◆ The input

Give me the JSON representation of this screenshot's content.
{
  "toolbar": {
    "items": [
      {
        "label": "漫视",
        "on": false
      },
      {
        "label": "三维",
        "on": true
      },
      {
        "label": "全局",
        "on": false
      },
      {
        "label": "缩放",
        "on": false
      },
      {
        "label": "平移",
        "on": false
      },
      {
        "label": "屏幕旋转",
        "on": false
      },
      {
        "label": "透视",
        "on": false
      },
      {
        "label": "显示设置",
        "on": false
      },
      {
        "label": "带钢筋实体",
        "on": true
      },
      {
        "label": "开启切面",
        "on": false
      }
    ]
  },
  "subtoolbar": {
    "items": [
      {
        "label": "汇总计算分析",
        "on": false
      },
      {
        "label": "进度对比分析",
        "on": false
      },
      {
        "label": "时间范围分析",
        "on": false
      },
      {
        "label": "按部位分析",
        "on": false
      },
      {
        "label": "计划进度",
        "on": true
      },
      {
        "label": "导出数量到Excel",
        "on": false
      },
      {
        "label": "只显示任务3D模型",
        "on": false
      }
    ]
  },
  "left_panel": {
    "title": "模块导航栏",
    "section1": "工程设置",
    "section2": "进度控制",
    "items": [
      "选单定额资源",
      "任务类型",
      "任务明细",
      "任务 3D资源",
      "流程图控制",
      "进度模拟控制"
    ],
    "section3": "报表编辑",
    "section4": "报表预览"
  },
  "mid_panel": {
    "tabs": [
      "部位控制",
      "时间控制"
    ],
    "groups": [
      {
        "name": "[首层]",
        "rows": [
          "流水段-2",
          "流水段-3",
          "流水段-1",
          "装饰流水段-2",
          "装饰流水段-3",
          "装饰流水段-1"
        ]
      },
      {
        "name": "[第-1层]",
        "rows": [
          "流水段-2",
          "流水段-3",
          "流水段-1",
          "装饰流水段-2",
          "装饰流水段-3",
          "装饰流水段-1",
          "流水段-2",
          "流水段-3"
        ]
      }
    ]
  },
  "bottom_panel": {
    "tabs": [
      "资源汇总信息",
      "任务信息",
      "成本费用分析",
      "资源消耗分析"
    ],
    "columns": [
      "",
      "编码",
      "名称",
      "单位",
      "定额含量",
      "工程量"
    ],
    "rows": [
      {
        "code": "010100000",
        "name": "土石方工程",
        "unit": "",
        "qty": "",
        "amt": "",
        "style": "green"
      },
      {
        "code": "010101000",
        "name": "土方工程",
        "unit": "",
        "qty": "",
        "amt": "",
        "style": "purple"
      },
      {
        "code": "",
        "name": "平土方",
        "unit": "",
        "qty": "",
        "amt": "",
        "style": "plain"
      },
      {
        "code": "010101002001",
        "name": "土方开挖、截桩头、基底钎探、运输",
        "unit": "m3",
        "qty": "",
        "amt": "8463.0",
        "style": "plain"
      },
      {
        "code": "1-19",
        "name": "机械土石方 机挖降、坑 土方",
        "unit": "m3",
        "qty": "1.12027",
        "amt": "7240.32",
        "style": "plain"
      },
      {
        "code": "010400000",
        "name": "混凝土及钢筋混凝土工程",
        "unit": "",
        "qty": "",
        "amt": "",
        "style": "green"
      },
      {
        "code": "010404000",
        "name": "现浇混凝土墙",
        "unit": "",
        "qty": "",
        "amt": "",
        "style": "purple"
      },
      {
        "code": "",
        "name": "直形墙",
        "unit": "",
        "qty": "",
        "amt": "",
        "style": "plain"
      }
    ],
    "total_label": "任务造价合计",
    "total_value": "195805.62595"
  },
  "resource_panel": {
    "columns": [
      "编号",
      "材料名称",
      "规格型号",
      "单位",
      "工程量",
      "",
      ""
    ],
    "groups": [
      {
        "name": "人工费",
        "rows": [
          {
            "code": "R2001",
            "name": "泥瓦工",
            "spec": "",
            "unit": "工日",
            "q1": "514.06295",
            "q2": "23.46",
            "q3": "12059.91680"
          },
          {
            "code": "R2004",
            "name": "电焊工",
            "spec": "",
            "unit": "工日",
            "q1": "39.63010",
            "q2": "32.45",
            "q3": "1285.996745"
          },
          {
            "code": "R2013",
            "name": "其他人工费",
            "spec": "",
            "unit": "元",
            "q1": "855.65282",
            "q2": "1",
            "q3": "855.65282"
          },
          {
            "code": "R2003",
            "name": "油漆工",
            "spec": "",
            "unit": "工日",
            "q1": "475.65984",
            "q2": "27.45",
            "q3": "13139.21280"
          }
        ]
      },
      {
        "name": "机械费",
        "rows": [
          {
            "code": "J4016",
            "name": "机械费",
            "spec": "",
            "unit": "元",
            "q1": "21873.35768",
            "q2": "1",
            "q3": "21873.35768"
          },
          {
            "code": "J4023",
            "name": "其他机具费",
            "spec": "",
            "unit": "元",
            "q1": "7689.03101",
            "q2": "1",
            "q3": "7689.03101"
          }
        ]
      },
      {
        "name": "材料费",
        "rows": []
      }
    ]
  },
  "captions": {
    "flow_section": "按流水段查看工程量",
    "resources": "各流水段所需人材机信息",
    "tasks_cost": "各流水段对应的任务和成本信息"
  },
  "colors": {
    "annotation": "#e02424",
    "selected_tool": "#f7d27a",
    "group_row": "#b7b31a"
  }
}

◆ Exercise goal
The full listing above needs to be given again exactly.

◆ Expected output
Give me the JSON representation of this screenshot's content.
{
  "toolbar": {
    "items": [
      {
        "label": "漫视",
        "on": false
      },
      {
        "label": "三维",
        "on": true
      },
      {
        "label": "全局",
        "on": false
      },
      {
        "label": "缩放",
        "on": false
      },
      {
        "label": "平移",
        "on": false
      },
      {
        "label": "屏幕旋转",
        "on": false
      },
      {
        "label": "透视",
        "on": false
      },
      {
        "label": "显示设置",
        "on": false
      },
      {
        "label": "带钢筋实体",
        "on": true
      },
      {
        "label": "开启切面",
        "on": false
      }
    ]
  },
  "subtoolbar": {
    "items": [
      {
        "label": "汇总计算分析",
        "on": false
      },
      {
        "label": "进度对比分析",
        "on": false
      },
      {
        "label": "时间范围分析",
        "on": false
      },
      {
        "label": "按部位分析",
        "on": false
      },
      {
        "label": "计划进度",
        "on": true
      },
      {
        "label": "导出数量到Excel",
        "on": false
      },
      {
        "label": "只显示任务3D模型",
        "on": false
      }
    ]
  },
  "left_panel": {
    "title": "模块导航栏",
    "section1": "工程设置",
    "section2": "进度控制",
    "items": [
      "选单定额资源",
      "任务类型",
      "任务明细",
      "任务 3D资源",
      "流程图控制",
      "进度模拟控制"
    ],
    "section3": "报表编辑",
    "section4": "报表预览"
  },
  "mid_panel": {
    "tabs": [
      "部位控制",
      "时间控制"
    ],
    "groups": [
      {
        "name": "[首层]",
        "rows": [
          "流水段-2",
          "流水段-3",
          "流水段-1",
          "装饰流水段-2",
          "装饰流水段-3",
          "装饰流水段-1"
        ]
      },
      {
        "name": "[第-1层]",
        "rows": [
          "流水段-2",
          "流水段-3",
          "流水段-1",
          "装饰流水段-2",
          "装饰流水段-3",
          "装饰流水段-1",
          "流水段-2",
          "流水段-3"
        ]
      }
    ]
  },
  "bottom_panel": {
    "tabs": [
      "资源汇总信息",
      "任务信息",
      "成本费用分析",
      "资源消耗分析"
    ],
    "columns": [
      "",
      "编码",
      "名称",
      "单位",
      "定额含量",
      "工程量"
    ],
    "rows": [
      {
        "code": "010100000",
        "name": "土石方工程",
        "unit": "",
        "qty": "",
        "amt": "",
        "style": "green"
      },
      {
        "code": "010101000",
        "name": "土方工程",
        "unit": "",
        "qty": "",
        "amt": "",
        "style": "purple"
      },
      {
        "code": "",
        "name": "平土方",
        "unit": "",
        "qty": "",
        "amt": "",
        "style": "plain"
      },
      {
        "code": "010101002001",
        "name": "土方开挖、截桩头、基底钎探、运输",
        "unit": "m3",
        "qty": "",
        "amt": "8463.0",
        "style": "plain"
      },
      {
        "code": "1-19",
        "name": "机械土石方 机挖降、坑 土方",
        "unit": "m3",
        "qty": "1.12027",
        "amt": "7240.32",
        "style": "plain"
      },
      {
        "code": "010400000",
        "name": "混凝土及钢筋混凝土工程",
        "unit": "",
        "qty": "",
        "amt": "",
        "style": "green"
      },
      {
        "code": "010404000",
        "name": "现浇混凝土墙",
        "unit": "",
        "qty": "",
        "amt": "",
        "style": "purple"
      },
      {
        "code": "",
        "name": "直形墙",
        "unit": "",
        "qty": "",
        "amt": "",
        "style": "plain"
      }
    ],
    "total_label": "任务造价合计",
    "total_value": "195805.62595"
  },
  "resource_panel": {
    "columns": [
      "编号",
      "材料名称",
      "规格型号",
      "单位",
      "工程量",
      "",
      ""
    ],
    "groups": [
      {
        "name": "人工费",
        "rows": [
          {
            "code": "R2001",
            "name": "泥瓦工",
            "spec": "",
            "unit": "工日",
            "q1": "514.06295",
            "q2": "23.46",
            "q3": "12059.91680"
          },
          {
            "code": "R2004",
            "name": "电焊工",
            "spec": "",
            "unit": "工日",
            "q1": "39.63010",
            "q2": "32.45",
            "q3": "1285.996745"
          },
          {
            "code": "R2013",
            "name": "其他人工费",
            "spec": "",
            "unit": "元",
            "q1": "855.65282",
            "q2": "1",
            "q3": "855.65282"
          },
          {
            "code": "R2003",
            "name": "油漆工",
            "spec": "",
            "unit": "工日",
            "q1": "475.65984",
            "q2": "27.45",
            "q3": "13139.21280"
          }
        ]
      },
      {
        "name": "机械费",
        "rows": [
          {
            "code": "J4016",
            "name": "机械费",
            "spec": "",
            "unit": "元",
            "q1": "21873.35768",
            "q2": "1",
            "q3": "21873.35768"
          },
          {
            "code": "J4023",
            "name": "其他机具费",
            "spec": "",
            "unit": "元",
            "q1": "7689.03101",
            "q2": "1",
            "q3": "7689.03101"
          }
        ]
      },
      {
        "name": "材料费",
        "rows": []
      }
    ]
  },
  "captions": {
    "flow_section": "按流水段查看工程量",
    "resources": "各流水段所需人材机信息",
    "tasks_cost": "各流水段对应的任务和成本信息"
  },
  "colors": {
    "annotation": "#e02424",
    "selected_tool": "#f7d27a",
    "group_row": "#b7b31a"
  }
}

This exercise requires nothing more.